Thursday, September 10, 2020
Trump vs the National Historic Preservation Act (4 years or so ago):
"You might wonder what a lowly archaeologist might have to do with the likes of one of the current Republican Party frontrunners. Several years ago, one of my coworkers had the dubious honor of performing an archaeological survey on some of Trump’s land.
In many places, in accordance with various laws and statutes an archaeological and environmental survey has to be performed before land can be developed - this is to protect historical and cultural resources, endangered species, and water and air quality. To a lot of people (Trump included) it seems like a big waste of time, but this is how many thousands of people earn a living (myself included).
Thursday, September 03, 2020
It took me a while to figure out just what someone meant when she said, “(It’s) A Turtle. Not a snake or a rockalope. ”
See: I often enhance photos of Indigenous Stone Effigies with an ”overlay” of eyes and horns or antlers to “bring the image alive,” as Doc. Rock Lobster puts it or “to hit you over the head with the fact that you are looking at a Ceremonial Stone Landscape feature such as Turtle or Snake Effigy,” as I once put it to Doug Harris. I was worried that I might be disrespectful doing so, when my intent was to illustrate a form of Rock Art in hopes that these features can be recognized, studied and protected, as is done in Civilized countries around the world. I was relieved when Doug told me he didn’t view the practice as disrespectful, so I continue to “hit people over the head” with these images of Turtles and Great Horned Snakes (or Serpents), the latter often with antelope or more often deer horns superimposed on photos – like a two dimensional taxidermist creating a “Jackalope,” but only sort of…

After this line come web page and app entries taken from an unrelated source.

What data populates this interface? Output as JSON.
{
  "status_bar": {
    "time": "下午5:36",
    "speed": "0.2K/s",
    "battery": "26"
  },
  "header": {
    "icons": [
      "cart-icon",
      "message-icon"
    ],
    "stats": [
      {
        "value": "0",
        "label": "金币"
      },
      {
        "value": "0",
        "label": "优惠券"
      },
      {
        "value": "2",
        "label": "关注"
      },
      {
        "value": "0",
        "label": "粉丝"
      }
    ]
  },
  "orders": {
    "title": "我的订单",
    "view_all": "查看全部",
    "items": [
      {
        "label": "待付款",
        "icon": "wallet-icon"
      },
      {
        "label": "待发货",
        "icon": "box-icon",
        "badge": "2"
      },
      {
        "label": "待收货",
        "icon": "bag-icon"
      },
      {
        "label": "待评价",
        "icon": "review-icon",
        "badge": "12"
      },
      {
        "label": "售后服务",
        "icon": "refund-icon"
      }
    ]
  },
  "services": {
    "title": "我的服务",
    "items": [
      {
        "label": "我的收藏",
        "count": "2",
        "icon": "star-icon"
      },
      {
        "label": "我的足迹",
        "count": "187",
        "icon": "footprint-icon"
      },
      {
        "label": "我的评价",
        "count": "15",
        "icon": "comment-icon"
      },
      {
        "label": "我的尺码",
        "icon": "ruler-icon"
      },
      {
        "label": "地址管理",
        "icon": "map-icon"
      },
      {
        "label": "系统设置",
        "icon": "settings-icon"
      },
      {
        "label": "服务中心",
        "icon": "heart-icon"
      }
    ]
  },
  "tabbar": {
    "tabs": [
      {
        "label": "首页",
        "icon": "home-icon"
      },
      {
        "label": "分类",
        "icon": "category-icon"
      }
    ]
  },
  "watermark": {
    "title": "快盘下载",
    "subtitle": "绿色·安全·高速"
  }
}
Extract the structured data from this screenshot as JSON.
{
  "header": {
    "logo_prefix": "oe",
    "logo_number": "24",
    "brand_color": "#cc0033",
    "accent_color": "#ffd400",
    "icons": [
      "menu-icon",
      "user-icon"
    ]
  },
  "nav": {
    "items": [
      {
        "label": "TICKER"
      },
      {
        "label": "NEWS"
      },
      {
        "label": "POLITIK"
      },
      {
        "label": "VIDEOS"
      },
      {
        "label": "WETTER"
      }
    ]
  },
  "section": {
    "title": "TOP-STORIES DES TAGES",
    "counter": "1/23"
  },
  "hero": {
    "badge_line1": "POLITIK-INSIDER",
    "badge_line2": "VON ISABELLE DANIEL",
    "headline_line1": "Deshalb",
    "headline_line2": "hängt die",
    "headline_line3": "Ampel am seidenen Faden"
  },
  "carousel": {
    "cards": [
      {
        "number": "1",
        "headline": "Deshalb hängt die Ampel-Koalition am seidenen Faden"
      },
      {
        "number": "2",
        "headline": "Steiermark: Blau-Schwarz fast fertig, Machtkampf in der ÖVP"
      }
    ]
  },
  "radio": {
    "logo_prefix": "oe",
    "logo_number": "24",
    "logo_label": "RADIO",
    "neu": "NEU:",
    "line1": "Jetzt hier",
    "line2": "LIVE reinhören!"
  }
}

Wikipedia tells us: “The jackalope is a mythical animal of North American folklore (a fearsome critter) described as a jackrabbit with antelope horns. The word jackalope is a portmanteau of jackrabbit and antelope. Many jackalope taxidermy mounts, including the original, are made with deer antlers…Folklorists see the jackalope as one of a group of fabled creatures common to American culture since Colonial days. These appear in tall tales about hodags, giant turtles, Bigfoot, and many other mysterious beasts and in novels like Moby-Dick. The tales lend themselves to comic hoaxing by entrepreneurs who seek attention for their products, their persons, or their towns.
The same source tells us that “The Horned Serpent appears in the mythologies of many Native Americans. Details vary among tribes, with many of the stories associating the mystical figure with water, rain, lightning and thunder. ..Horned serpents appear in the oral history of numerous Native American cultures, especially in the Southeastern Woodlands and Great Lakes.
I’m showing you a mythical being, but I’m not trying to fool you about these seeming Rockalopes.